Out of the entries that follow, copy each line containing "Interactions".

START Data under study

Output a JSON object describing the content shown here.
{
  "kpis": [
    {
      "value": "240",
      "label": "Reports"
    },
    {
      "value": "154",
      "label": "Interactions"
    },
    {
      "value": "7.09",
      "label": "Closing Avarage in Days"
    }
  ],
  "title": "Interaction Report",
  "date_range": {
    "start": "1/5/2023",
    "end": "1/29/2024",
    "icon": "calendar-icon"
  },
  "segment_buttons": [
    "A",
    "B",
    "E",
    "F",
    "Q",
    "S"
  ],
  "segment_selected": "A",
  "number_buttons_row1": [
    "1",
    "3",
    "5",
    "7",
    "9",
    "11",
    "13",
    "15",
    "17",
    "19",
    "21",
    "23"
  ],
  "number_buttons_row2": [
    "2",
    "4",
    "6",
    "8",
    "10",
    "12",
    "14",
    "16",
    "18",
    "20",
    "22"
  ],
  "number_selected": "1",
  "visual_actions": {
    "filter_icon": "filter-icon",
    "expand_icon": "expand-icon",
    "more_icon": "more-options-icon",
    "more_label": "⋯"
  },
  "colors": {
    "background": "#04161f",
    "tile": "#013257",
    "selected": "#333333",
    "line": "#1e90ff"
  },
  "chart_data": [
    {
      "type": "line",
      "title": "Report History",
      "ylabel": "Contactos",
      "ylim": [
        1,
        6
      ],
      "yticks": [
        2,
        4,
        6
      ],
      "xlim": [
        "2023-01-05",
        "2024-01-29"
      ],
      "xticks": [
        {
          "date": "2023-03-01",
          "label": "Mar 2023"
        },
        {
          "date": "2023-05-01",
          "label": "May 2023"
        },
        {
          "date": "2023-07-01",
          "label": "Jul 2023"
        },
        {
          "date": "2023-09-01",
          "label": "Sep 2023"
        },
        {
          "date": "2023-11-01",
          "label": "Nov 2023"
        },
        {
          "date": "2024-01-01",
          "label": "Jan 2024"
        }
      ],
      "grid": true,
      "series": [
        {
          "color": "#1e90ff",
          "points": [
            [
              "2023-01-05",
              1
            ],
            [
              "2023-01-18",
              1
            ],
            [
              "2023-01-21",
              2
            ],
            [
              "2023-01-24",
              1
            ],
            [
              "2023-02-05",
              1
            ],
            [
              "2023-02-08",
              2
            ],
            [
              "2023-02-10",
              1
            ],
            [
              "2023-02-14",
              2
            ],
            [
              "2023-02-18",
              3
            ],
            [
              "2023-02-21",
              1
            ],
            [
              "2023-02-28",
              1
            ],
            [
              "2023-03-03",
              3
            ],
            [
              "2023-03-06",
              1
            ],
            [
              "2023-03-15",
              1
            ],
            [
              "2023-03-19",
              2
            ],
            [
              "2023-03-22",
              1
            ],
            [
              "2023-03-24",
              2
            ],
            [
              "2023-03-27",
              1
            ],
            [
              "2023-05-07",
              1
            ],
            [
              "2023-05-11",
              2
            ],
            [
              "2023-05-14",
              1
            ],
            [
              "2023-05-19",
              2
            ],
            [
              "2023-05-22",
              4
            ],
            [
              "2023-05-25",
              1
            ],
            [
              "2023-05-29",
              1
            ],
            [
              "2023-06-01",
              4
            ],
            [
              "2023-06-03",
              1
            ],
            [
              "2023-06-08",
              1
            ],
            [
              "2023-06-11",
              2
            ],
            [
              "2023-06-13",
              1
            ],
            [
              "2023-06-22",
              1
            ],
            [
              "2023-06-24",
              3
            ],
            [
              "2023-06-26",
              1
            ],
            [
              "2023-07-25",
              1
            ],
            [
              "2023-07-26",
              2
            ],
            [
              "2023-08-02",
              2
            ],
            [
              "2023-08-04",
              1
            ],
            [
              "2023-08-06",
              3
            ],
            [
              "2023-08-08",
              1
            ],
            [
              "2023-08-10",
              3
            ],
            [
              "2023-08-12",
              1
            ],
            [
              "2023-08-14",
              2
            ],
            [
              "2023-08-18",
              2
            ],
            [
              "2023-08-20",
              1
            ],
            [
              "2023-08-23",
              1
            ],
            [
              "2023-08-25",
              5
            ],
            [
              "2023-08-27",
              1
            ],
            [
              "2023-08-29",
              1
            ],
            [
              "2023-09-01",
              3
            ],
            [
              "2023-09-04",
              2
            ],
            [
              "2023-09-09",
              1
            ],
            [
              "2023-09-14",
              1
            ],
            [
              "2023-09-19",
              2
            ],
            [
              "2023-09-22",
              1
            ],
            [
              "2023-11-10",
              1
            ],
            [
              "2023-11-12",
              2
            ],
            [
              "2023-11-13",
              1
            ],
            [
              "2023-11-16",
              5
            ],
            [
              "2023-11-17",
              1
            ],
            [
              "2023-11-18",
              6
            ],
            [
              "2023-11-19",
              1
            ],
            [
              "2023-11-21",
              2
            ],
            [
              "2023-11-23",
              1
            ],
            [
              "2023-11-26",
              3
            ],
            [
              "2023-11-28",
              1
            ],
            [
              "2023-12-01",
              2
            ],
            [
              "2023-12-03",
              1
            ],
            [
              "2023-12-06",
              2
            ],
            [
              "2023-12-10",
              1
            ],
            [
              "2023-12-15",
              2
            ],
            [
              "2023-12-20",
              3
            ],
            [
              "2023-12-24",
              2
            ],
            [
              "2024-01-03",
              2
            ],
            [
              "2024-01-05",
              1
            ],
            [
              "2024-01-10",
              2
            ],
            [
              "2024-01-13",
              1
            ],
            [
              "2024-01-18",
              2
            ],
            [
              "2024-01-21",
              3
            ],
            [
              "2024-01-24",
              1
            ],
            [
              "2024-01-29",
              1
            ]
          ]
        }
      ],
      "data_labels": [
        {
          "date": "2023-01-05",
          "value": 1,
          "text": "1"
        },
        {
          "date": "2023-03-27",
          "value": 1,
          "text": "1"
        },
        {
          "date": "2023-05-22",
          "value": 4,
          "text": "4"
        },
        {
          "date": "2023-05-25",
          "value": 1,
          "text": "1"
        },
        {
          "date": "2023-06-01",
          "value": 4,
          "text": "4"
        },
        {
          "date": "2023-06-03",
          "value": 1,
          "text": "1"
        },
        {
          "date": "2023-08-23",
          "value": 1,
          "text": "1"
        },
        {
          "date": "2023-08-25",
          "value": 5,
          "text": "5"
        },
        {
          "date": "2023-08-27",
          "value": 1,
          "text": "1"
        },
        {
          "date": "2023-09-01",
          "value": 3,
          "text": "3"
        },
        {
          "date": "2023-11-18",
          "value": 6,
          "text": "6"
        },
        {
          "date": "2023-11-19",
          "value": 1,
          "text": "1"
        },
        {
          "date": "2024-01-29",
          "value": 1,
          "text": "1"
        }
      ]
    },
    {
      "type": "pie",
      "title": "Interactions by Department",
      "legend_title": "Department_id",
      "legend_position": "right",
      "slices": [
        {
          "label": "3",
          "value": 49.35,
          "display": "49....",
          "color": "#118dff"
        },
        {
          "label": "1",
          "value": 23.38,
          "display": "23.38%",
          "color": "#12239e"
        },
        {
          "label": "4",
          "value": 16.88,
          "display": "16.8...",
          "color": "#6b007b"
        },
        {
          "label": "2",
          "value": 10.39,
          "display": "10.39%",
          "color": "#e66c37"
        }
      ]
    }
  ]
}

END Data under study

## Written reply
      "label": "Interactions"
      "title": "Interactions by Department",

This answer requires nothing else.